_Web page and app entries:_
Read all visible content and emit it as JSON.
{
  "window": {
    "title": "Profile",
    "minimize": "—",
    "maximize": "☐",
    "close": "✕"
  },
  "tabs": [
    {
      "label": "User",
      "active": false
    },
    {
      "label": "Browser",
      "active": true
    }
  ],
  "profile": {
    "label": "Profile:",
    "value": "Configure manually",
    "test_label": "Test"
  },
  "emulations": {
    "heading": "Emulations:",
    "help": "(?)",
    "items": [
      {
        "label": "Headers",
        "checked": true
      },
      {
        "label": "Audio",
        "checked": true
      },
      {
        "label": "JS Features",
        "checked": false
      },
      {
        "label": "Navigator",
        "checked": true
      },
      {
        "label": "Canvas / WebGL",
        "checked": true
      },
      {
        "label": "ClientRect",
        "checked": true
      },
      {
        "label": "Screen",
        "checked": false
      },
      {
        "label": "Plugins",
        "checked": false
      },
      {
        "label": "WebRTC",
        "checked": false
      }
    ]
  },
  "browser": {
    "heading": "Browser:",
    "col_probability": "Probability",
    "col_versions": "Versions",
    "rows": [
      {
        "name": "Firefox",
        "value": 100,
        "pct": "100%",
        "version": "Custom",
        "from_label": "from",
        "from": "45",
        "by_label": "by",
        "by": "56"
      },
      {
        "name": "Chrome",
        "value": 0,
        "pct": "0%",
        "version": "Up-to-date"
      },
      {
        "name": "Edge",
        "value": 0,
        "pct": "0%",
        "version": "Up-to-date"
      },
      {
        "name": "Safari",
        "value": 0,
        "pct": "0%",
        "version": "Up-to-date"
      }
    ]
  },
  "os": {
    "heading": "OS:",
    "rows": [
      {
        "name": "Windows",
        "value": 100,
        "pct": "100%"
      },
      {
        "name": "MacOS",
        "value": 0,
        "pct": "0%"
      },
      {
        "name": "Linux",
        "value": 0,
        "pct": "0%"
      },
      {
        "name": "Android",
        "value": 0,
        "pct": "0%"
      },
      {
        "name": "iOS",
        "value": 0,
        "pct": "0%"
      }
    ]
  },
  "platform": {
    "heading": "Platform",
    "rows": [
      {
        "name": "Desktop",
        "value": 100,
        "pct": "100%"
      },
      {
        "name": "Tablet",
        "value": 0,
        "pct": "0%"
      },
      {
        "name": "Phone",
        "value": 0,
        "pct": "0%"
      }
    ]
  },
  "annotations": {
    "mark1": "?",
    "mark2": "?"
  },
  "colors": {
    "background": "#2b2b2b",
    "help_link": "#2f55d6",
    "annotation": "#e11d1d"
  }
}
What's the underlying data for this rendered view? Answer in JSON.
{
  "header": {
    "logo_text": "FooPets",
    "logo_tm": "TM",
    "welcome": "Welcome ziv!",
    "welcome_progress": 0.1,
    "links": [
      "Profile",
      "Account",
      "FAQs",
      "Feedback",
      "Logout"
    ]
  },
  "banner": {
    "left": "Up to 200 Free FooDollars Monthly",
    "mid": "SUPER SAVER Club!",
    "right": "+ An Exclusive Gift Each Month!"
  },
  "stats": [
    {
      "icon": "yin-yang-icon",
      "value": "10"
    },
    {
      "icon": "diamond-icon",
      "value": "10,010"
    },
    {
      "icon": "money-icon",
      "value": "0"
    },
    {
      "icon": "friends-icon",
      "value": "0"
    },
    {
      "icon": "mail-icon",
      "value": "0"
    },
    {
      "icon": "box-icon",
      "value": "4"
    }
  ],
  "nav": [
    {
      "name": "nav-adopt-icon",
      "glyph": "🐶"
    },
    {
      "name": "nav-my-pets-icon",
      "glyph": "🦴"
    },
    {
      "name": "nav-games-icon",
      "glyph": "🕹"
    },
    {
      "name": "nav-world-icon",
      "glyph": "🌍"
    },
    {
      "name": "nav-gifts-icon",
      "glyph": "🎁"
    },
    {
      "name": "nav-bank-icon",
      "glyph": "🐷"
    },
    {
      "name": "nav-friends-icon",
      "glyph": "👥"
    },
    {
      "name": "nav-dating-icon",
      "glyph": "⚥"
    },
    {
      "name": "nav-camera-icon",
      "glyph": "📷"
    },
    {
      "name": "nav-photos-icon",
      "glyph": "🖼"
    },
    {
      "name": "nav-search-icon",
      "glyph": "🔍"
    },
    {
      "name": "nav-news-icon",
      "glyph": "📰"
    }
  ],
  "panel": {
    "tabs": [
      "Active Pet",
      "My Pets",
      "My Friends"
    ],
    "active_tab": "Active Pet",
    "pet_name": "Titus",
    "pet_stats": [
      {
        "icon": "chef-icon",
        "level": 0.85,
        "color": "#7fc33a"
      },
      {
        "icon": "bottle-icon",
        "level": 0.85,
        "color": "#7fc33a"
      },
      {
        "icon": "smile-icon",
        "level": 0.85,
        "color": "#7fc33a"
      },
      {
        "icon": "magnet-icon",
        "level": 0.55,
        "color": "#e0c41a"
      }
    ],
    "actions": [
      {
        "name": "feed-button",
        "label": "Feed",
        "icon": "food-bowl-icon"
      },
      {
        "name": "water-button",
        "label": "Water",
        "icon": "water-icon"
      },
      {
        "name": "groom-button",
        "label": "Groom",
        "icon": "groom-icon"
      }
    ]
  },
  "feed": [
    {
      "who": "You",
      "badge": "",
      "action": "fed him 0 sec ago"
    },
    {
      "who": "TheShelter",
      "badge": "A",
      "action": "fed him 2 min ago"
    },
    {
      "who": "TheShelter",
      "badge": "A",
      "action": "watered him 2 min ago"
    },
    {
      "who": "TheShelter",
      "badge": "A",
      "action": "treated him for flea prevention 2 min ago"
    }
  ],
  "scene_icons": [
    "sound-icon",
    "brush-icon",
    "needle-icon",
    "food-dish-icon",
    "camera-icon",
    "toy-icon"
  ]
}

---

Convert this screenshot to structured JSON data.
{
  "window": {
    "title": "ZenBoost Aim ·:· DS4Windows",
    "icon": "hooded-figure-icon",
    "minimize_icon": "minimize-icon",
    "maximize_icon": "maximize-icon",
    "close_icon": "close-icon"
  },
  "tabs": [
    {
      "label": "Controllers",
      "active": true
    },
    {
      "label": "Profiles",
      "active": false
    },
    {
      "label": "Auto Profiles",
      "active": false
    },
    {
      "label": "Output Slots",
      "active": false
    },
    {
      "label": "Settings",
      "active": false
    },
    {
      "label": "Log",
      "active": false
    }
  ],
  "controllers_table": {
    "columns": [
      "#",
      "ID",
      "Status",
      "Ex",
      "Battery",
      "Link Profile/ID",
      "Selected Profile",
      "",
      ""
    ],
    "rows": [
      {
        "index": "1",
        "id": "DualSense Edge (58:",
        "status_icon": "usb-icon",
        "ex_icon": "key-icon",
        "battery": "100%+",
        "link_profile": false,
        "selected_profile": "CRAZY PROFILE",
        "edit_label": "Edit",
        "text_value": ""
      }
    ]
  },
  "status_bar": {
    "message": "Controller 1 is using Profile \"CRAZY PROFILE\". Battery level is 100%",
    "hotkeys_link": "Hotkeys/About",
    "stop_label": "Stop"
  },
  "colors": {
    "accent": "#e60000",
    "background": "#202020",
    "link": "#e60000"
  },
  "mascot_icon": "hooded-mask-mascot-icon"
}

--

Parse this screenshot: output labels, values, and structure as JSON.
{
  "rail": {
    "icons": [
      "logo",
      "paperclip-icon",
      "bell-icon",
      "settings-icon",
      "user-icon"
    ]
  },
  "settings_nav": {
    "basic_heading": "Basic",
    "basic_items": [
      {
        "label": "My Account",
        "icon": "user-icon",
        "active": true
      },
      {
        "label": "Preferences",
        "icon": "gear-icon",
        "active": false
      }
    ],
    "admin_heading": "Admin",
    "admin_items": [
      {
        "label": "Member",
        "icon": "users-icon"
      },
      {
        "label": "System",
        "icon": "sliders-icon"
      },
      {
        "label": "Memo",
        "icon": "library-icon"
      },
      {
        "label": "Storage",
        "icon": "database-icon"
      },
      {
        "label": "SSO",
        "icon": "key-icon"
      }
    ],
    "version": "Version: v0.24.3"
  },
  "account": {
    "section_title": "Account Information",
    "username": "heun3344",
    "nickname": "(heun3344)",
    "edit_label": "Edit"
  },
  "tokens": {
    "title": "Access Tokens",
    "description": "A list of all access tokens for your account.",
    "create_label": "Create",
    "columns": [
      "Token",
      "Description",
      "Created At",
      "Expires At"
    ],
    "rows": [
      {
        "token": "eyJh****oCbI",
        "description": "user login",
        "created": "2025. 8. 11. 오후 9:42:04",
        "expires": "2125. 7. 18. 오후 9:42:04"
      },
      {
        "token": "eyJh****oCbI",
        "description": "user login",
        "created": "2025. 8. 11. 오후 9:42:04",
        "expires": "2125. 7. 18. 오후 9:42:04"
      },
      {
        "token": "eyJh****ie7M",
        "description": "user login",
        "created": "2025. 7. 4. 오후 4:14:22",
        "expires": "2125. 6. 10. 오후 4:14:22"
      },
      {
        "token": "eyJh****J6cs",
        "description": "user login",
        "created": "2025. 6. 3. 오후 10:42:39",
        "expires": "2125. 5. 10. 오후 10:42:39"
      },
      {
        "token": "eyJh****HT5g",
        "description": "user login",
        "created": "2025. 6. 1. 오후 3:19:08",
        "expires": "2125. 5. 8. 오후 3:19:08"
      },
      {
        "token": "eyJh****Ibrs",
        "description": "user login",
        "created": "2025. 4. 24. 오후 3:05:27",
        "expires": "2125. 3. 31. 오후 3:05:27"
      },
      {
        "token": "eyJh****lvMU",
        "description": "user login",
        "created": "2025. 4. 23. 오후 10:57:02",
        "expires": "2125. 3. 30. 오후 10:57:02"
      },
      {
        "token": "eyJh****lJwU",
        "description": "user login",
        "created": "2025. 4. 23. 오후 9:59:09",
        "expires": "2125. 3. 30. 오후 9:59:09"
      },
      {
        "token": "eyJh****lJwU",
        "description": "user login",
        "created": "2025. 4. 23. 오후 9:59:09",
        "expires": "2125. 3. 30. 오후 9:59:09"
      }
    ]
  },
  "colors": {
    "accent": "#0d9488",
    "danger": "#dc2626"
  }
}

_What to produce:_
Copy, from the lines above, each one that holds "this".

_Expected answer:_
What's the underlying data for this rendered view? Answer in JSON.
Convert this screenshot to structured JSON data.
Parse this screenshot: output labels, values, and structure as JSON.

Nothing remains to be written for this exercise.